    Even so, recessions have gotten far less severe than they used to be, a result of the Fed having better information technologies…maybe we should thank the venture capital firms for that?

  8. working at a web company that already got our funding supply cut off as a direct result of the market troubles, I am willing to bet that it will hurt. In our market, video-on-the-web, and our company as a producer of content specifically, revenues from ads, etc. are so nascent as to not be enough to support us on their own…

    I will be surprised if we do not make major cuts in the next three weeks.

  9. Great post … sobering assessment. Since I’m with a web startup, I hope, as Keith Benjamin forecasts, that investors will find favor with tech. But my hope is also for the economy as a whole, for all of us, that we find clear skies as soon as possible. The U.S. economy has changed dramtatically over the past decade, proving resilient each time doomsayers predict financial armageddon. But it was foolish to think housing prices would rise at a 60 degree angle forever, and now that the slide keeps sliding, it’s foolish to think the economy isn’t in for one heck of a hangover after a years long binge.
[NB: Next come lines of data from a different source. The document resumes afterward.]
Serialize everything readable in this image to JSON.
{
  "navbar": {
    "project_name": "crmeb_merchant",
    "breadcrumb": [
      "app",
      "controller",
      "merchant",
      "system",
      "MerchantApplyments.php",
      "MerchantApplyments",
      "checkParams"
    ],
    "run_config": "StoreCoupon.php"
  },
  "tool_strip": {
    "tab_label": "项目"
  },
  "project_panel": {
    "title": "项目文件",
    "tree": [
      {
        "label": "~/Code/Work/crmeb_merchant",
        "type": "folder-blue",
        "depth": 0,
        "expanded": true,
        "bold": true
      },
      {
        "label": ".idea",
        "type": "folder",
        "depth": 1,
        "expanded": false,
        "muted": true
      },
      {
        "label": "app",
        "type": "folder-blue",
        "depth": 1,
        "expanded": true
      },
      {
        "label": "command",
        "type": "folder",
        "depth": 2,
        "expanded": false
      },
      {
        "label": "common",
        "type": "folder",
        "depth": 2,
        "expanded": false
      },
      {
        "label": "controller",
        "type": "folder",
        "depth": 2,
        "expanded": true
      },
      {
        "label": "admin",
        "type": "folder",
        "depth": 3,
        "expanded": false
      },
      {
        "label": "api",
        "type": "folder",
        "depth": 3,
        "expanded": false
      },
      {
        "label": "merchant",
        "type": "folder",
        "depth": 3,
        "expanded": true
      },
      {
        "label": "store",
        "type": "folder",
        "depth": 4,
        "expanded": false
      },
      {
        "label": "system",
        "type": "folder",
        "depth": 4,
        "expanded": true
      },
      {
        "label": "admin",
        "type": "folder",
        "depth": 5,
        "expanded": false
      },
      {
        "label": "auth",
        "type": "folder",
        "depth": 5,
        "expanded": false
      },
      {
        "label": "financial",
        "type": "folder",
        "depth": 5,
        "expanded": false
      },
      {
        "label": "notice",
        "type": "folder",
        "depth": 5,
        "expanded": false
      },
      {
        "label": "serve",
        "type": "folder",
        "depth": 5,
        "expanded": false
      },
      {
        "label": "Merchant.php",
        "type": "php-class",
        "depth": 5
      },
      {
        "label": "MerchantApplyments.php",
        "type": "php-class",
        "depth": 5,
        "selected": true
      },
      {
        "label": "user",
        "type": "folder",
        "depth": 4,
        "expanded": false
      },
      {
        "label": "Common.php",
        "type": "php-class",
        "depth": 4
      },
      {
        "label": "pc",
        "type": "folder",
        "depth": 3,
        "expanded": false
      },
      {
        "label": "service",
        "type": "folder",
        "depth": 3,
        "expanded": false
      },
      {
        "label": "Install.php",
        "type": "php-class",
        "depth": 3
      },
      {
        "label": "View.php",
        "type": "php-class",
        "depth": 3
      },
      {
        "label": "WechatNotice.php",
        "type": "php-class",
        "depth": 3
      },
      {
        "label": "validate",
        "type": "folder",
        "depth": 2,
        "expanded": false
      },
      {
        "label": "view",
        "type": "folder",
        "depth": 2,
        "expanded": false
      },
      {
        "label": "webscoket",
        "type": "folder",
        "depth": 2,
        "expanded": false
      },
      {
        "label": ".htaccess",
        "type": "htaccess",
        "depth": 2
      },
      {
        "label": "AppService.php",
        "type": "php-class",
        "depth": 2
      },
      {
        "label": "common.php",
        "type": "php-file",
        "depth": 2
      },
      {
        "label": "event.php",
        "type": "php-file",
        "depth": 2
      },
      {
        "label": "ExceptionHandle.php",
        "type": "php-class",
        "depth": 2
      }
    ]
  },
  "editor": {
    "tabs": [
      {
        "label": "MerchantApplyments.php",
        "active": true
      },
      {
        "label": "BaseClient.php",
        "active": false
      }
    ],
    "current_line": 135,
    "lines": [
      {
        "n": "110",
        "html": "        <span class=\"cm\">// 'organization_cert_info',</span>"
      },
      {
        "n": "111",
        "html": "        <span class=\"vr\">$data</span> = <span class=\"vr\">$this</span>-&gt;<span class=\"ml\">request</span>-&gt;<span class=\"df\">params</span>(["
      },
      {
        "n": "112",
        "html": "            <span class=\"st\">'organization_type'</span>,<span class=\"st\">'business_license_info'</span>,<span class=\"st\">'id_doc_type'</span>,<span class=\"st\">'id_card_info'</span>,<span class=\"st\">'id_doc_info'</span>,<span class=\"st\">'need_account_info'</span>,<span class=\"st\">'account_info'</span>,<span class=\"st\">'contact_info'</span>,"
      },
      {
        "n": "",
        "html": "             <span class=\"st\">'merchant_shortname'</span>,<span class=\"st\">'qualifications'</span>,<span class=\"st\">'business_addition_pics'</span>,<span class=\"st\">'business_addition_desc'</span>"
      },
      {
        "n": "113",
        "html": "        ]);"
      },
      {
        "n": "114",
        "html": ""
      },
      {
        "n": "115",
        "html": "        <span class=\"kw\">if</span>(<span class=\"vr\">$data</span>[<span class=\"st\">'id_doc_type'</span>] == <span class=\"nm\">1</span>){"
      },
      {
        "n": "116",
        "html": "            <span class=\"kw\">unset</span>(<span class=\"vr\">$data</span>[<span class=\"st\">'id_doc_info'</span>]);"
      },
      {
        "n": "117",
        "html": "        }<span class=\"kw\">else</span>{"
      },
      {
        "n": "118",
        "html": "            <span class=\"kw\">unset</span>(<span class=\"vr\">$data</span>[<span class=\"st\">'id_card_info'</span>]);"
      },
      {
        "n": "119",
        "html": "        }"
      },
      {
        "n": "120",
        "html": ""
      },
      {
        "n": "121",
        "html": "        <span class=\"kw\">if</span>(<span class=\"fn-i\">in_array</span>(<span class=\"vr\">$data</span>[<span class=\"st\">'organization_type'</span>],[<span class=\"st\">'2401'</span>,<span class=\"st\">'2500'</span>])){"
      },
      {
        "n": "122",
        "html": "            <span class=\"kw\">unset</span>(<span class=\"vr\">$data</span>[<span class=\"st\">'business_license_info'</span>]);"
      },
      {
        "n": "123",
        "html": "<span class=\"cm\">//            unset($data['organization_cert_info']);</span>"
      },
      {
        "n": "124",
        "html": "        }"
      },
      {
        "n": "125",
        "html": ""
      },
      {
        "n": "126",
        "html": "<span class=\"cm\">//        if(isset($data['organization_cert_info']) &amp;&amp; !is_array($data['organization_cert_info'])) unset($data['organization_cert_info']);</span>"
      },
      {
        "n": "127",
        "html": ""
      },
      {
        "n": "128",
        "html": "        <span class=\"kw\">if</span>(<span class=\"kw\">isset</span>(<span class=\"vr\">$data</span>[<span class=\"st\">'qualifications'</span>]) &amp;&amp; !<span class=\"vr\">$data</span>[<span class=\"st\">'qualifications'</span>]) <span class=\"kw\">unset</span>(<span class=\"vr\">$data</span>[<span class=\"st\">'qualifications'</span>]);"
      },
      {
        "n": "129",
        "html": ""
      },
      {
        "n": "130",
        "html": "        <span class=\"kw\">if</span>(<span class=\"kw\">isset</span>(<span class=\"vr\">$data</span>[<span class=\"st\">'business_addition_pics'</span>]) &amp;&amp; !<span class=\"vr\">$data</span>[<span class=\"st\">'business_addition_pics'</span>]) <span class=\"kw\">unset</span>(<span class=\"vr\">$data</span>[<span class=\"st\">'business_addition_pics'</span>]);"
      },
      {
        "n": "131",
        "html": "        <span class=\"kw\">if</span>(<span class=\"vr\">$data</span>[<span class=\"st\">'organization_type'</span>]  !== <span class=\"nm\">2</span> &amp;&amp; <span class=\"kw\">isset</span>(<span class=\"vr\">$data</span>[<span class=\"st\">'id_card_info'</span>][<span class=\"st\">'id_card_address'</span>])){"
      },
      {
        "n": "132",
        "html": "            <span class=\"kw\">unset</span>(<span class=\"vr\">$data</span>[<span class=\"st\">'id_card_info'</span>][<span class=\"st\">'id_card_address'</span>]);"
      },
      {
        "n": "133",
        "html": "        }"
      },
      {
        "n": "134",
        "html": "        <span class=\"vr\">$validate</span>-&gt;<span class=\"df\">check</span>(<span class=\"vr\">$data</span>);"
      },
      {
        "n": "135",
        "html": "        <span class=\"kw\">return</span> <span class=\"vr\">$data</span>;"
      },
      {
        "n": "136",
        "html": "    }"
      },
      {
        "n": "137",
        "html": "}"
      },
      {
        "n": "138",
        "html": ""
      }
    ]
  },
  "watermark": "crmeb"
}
  10. Nice blog post. It may sound counter intuitive but there are ways for people to make money even during recessions. And as you said, recessions may not always be a bad thing. And further indeed if one is clever, starting a web based business that proves useful to an audience (be they consumers or businesses) will always find a way. If the market desire exists, the market will pull the entrepreneurs plain and simple!